Union Carbide Corporation last month launched a partnership with the St. Charles Parish School District in Louisiana, pledging mentors, management support, and $150,000 annually for the next decade to create ''a lighthouse district, not only for Louisiana, but for the whole country.”
Although the effort is still in the planning stages, district and company officials pledged a thorough restructuring of the 8,500-student school system, including site-based school management, greater parental involvement, and new tests to measure higher academic expectations for students.
Later this year, Union Carbide--which has a plant in central St. Charles Parish--will select another district in which it has a presence for a similar partnership, said Leo Babin, a spokesman for the company.
Children and families are being shortchanged at the federal, state, and local levels because governments and private organizations have been slow to collaborate on solving the nation’s social ills, a study released last month asserts.
The study by the Education and Human Services Consortium, a Washington-based advocacy group, exhorts social-support organizations to:
Reward collaborative strategies--and thus maximize scant resources--when making grants.
Provide groups that are collaborating on projects with technical assistance and staff support.
Ensure that staff members on such projects get adequate pay, training, and support.
The study, “Thinking Collaboratively: Ten Questions and Answers to Help Policy Makers Improve Children’s Services,” also urges the formation of new groups to provide leadership, technical assistance, and oversight to groups that want to forge alliances to benefit children.

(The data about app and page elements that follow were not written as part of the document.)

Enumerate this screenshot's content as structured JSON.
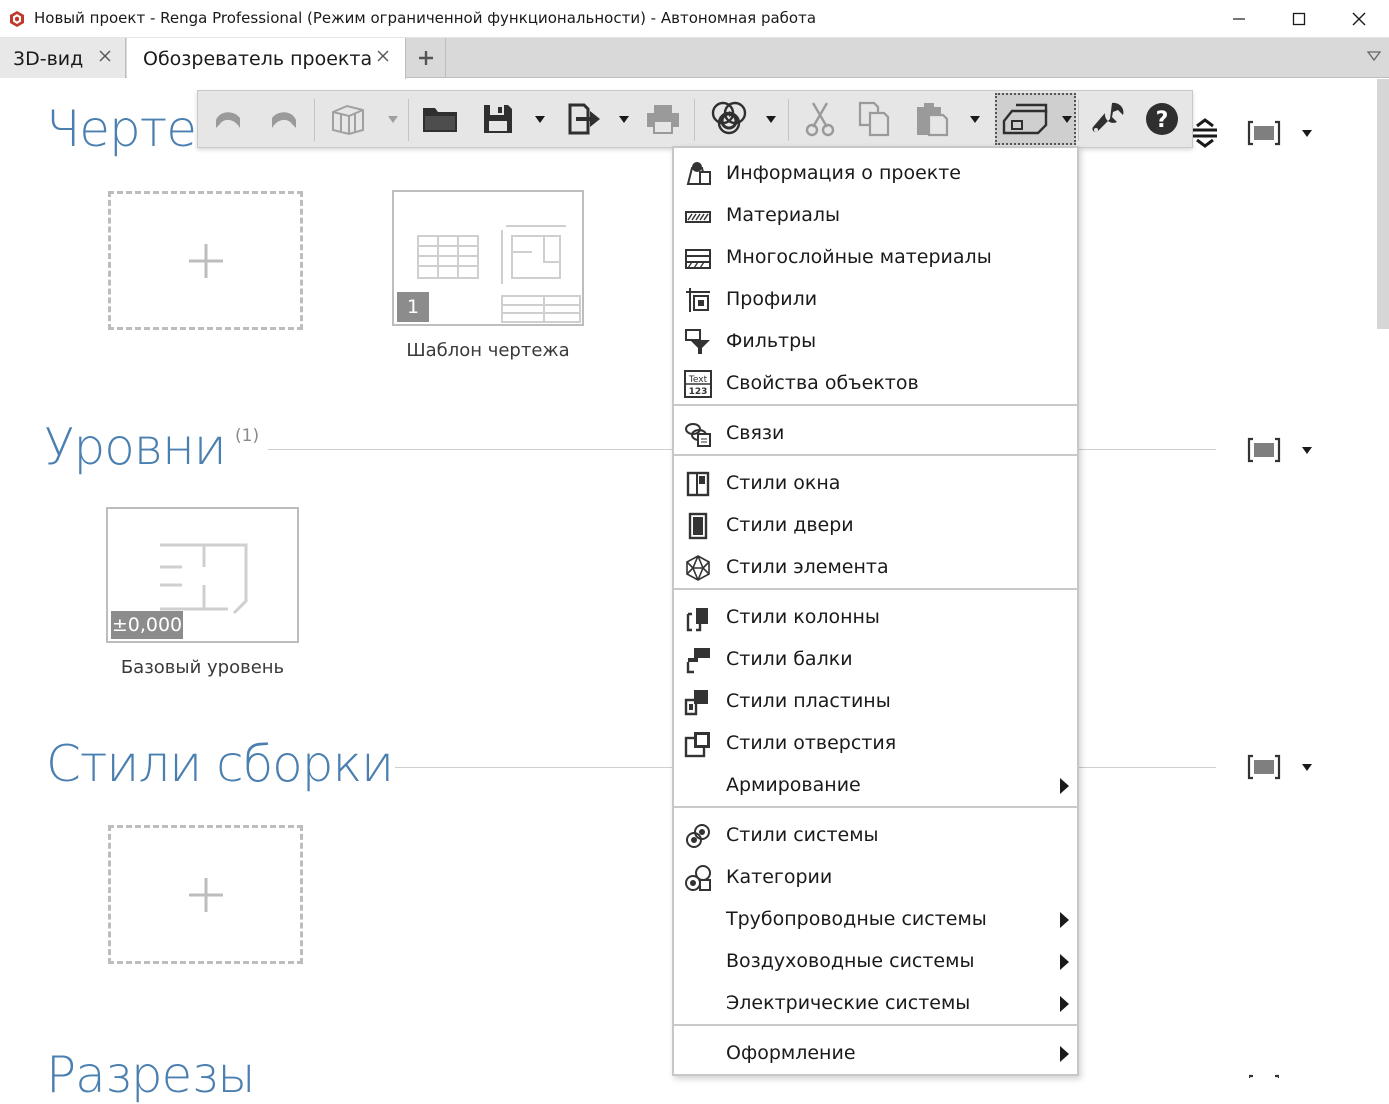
{
  "window": {
    "title": "Новый проект - Renga Professional (Режим ограниченной функциональности) - Автономная работа",
    "minimize_icon": "minimize-icon",
    "maximize_icon": "maximize-icon",
    "close_icon": "close-icon"
  },
  "tabs": [
    {
      "label": "3D-вид",
      "active": false
    },
    {
      "label": "Обозреватель проекта",
      "active": true
    }
  ],
  "tab_add_label": "+",
  "sections": {
    "drawings": {
      "title": "Чертежи",
      "template_caption": "Шаблон чертежа",
      "template_badge": "1"
    },
    "levels": {
      "title": "Уровни",
      "count": "(1)",
      "level_caption": "Базовый уровень",
      "level_badge": "±0,000"
    },
    "assembly_styles": {
      "title": "Стили сборки"
    },
    "sections_cut": {
      "title": "Разрезы"
    }
  },
  "toolbar": {
    "buttons": [
      "undo-icon",
      "redo-icon",
      "3d-view-icon",
      "open-icon",
      "save-icon",
      "export-icon",
      "print-icon",
      "sync-icon",
      "cut-icon",
      "copy-icon",
      "paste-icon",
      "project-settings-icon",
      "wrench-icon",
      "help-icon"
    ],
    "help_label": "?"
  },
  "menu": {
    "groups": [
      [
        {
          "label": "Информация о проекте",
          "icon": "project-info-icon"
        },
        {
          "label": "Материалы",
          "icon": "materials-icon"
        },
        {
          "label": "Многослойные материалы",
          "icon": "layered-materials-icon"
        },
        {
          "label": "Профили",
          "icon": "profiles-icon"
        },
        {
          "label": "Фильтры",
          "icon": "filters-icon"
        },
        {
          "label": "Свойства объектов",
          "icon": "object-properties-icon"
        }
      ],
      [
        {
          "label": "Связи",
          "icon": "links-icon"
        }
      ],
      [
        {
          "label": "Стили окна",
          "icon": "window-styles-icon"
        },
        {
          "label": "Стили двери",
          "icon": "door-styles-icon"
        },
        {
          "label": "Стили элемента",
          "icon": "element-styles-icon"
        }
      ],
      [
        {
          "label": "Стили колонны",
          "icon": "column-styles-icon"
        },
        {
          "label": "Стили балки",
          "icon": "beam-styles-icon"
        },
        {
          "label": "Стили пластины",
          "icon": "plate-styles-icon"
        },
        {
          "label": "Стили отверстия",
          "icon": "opening-styles-icon"
        },
        {
          "label": "Армирование",
          "icon": "",
          "submenu": true
        }
      ],
      [
        {
          "label": "Стили системы",
          "icon": "system-styles-icon"
        },
        {
          "label": "Категории",
          "icon": "categories-icon"
        },
        {
          "label": "Трубопроводные системы",
          "icon": "",
          "submenu": true
        },
        {
          "label": "Воздуховодные системы",
          "icon": "",
          "submenu": true
        },
        {
          "label": "Электрические системы",
          "icon": "",
          "submenu": true
        }
      ],
      [
        {
          "label": "Оформление",
          "icon": "",
          "submenu": true
        }
      ]
    ]
  },
  "colors": {
    "section_title": "#4a7fb0",
    "accent_red": "#c0392b"
  }
}
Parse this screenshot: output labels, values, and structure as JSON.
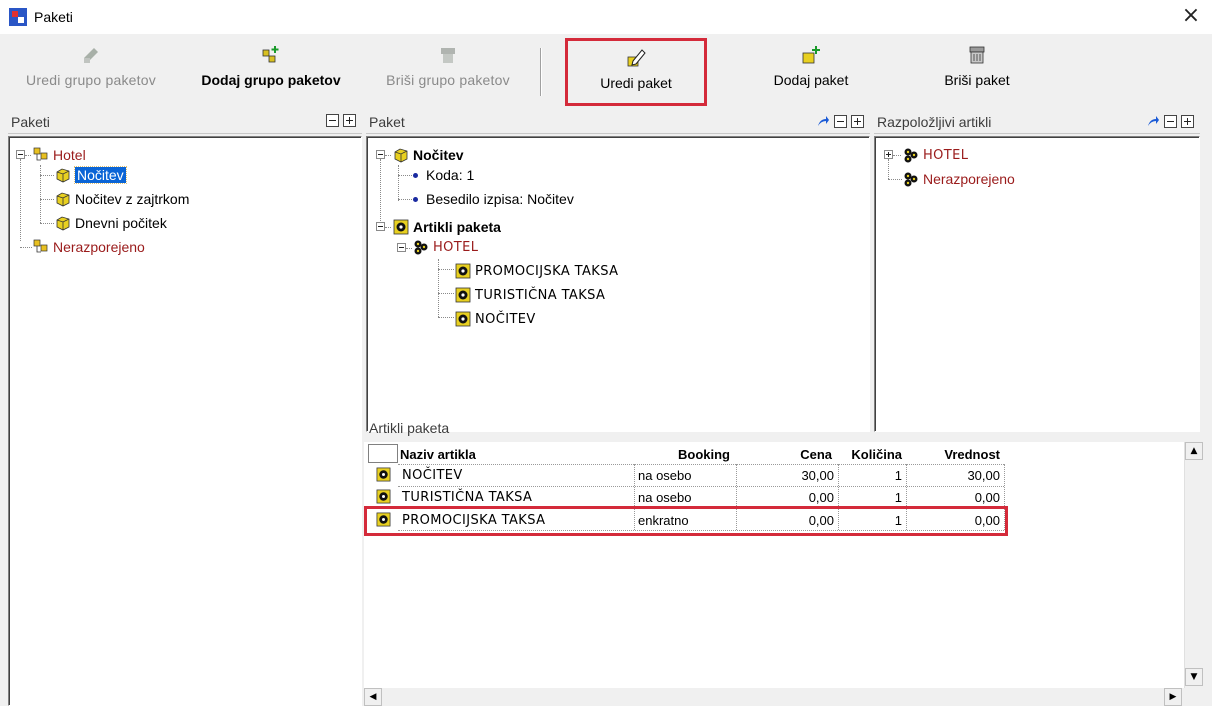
{
  "window": {
    "title": "Paketi"
  },
  "toolbar": {
    "edit_group": "Uredi grupo paketov",
    "add_group": "Dodaj grupo paketov",
    "delete_group": "Briši grupo paketov",
    "edit_package": "Uredi paket",
    "add_package": "Dodaj paket",
    "delete_package": "Briši paket"
  },
  "packages_panel": {
    "title": "Paketi",
    "tree": {
      "hotel": "Hotel",
      "items": [
        "Nočitev",
        "Nočitev z zajtrkom",
        "Dnevni počitek"
      ],
      "unassigned": "Nerazporejeno"
    }
  },
  "package_panel": {
    "title": "Paket",
    "name": "Nočitev",
    "code": "Koda: 1",
    "print_text": "Besedilo izpisa: Nočitev",
    "articles_label": "Artikli paketa",
    "group": "HOTEL",
    "articles": [
      "PROMOCIJSKA TAKSA",
      "TURISTIČNA TAKSA",
      "NOČITEV"
    ]
  },
  "available_panel": {
    "title": "Razpoložljivi artikli",
    "group": "HOTEL",
    "unassigned": "Nerazporejeno"
  },
  "articles_grid": {
    "title": "Artikli paketa",
    "columns": [
      "Naziv artikla",
      "Booking",
      "Cena",
      "Količina",
      "Vrednost"
    ],
    "rows": [
      {
        "name": "NOČITEV",
        "booking": "na osebo",
        "price": "30,00",
        "qty": "1",
        "value": "30,00"
      },
      {
        "name": "TURISTIČNA TAKSA",
        "booking": "na osebo",
        "price": "0,00",
        "qty": "1",
        "value": "0,00"
      },
      {
        "name": "PROMOCIJSKA TAKSA",
        "booking": "enkratno",
        "price": "0,00",
        "qty": "1",
        "value": "0,00"
      }
    ]
  },
  "colors": {
    "highlight": "#d42a3a",
    "selection": "#0a64d6",
    "tree_red": "#9a1b1b"
  }
}
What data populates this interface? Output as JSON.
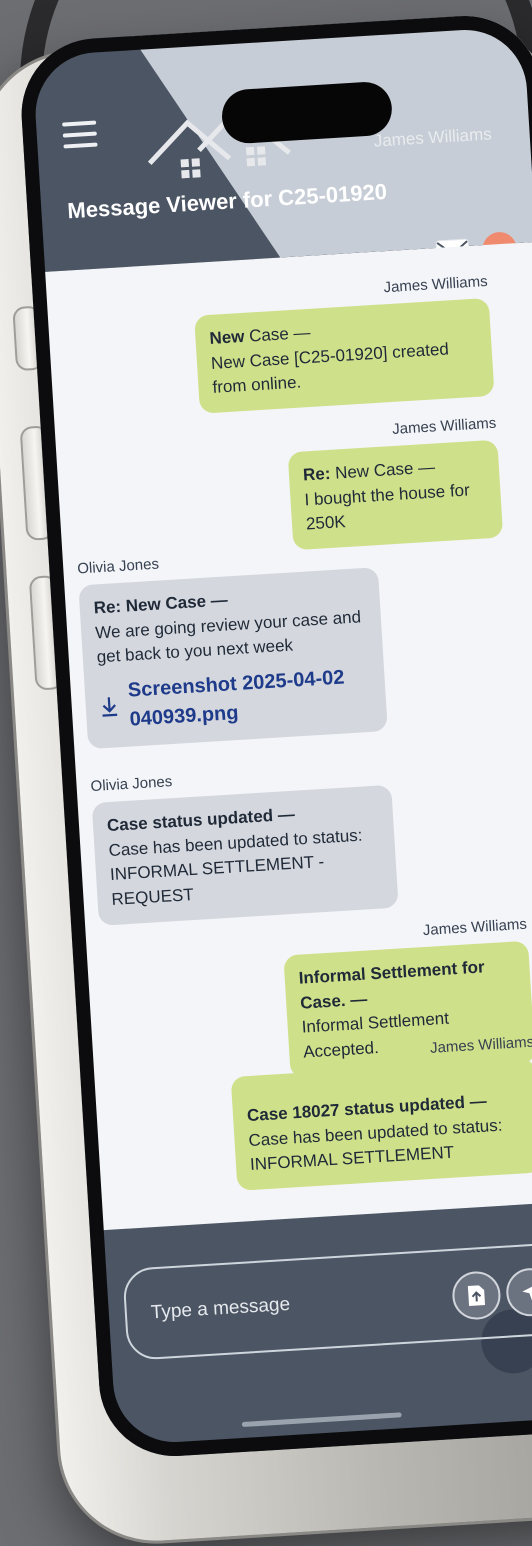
{
  "app": {
    "header_user": "James Williams",
    "title": "Message Viewer for C25-01920",
    "close_label": "x"
  },
  "messages": [
    {
      "sender": "James Williams",
      "direction": "out",
      "subject": "New",
      "subject_rest": " Case —",
      "body": "New Case [C25-01920] created from online."
    },
    {
      "sender": "James Williams",
      "direction": "out",
      "subject": "Re:",
      "subject_rest": " New Case —",
      "body": "I bought the house for 250K"
    },
    {
      "sender": "Olivia Jones",
      "direction": "in",
      "subject": "Re: New Case —",
      "body": "We are going review your case and get back to you next week",
      "attachment": "Screenshot 2025-04-02 040939.png"
    },
    {
      "sender": "Olivia Jones",
      "direction": "in",
      "subject": "Case status updated —",
      "body": "Case has been updated to status: INFORMAL SETTLEMENT - REQUEST"
    },
    {
      "sender": "James Williams",
      "direction": "out",
      "subject": "Informal Settlement for Case. —",
      "body": "Informal Settlement Accepted."
    },
    {
      "sender": "James Williams",
      "direction": "out",
      "subject": "Case 18027 status updated —",
      "body": "Case has been updated to status: INFORMAL SETTLEMENT"
    }
  ],
  "composer": {
    "placeholder": "Type a message"
  },
  "colors": {
    "header": "#4b5563",
    "outgoing_bubble": "#cfe08a",
    "incoming_bubble": "#d4d7dd",
    "close_button": "#f08a6e",
    "attachment_link": "#1e3a8a"
  },
  "icons": [
    "menu-icon",
    "house-icon",
    "mail-icon",
    "close-icon",
    "download-icon",
    "upload-file-icon",
    "send-icon"
  ]
}
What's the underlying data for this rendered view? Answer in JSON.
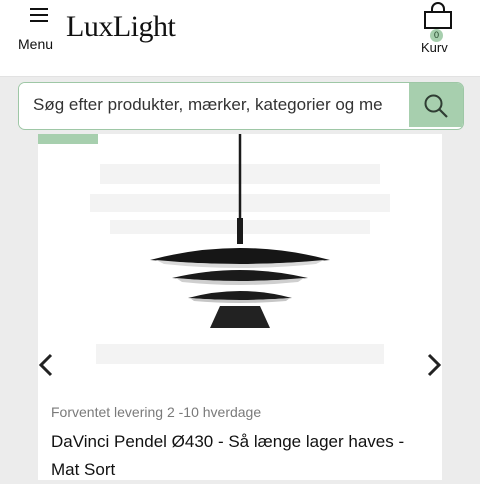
{
  "header": {
    "menu_label": "Menu",
    "logo_text": "LuxLight",
    "cart_label": "Kurv",
    "cart_count": "0",
    "accent_color": "#a7cfae"
  },
  "search": {
    "placeholder": "Søg efter produkter, mærker, kategorier og me"
  },
  "product": {
    "delivery": "Forventet levering 2 -10 hverdage",
    "title": "DaVinci Pendel Ø430 - Så længe lager haves - Mat Sort"
  },
  "icons": {
    "menu": "hamburger-icon",
    "cart": "shopping-bag-icon",
    "search": "magnifier-icon",
    "prev": "chevron-left-icon",
    "next": "chevron-right-icon"
  }
}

About 700 California business leaders took time off from their normal duties last week to be a “principal for a day” in an effort by business and philanthropic groups to show the realities of the education world to outsiders.
The program, coordinated by the Los Angeles Educational Partnership, began last year in the Los Angeles area when 43 executives participated. This year, 175 Los Angeles executives took part, and scores of business and education groups throughout the state signed on.
The program’s objective is to provide business leaders with concrete experience that will persuade them to step up their involvement in public education, said John McDonald, a spokesman for the Los Angeles partnership.--jw
A version of this article appeared in the May 08, 1991 edition of Education Week as Partnerships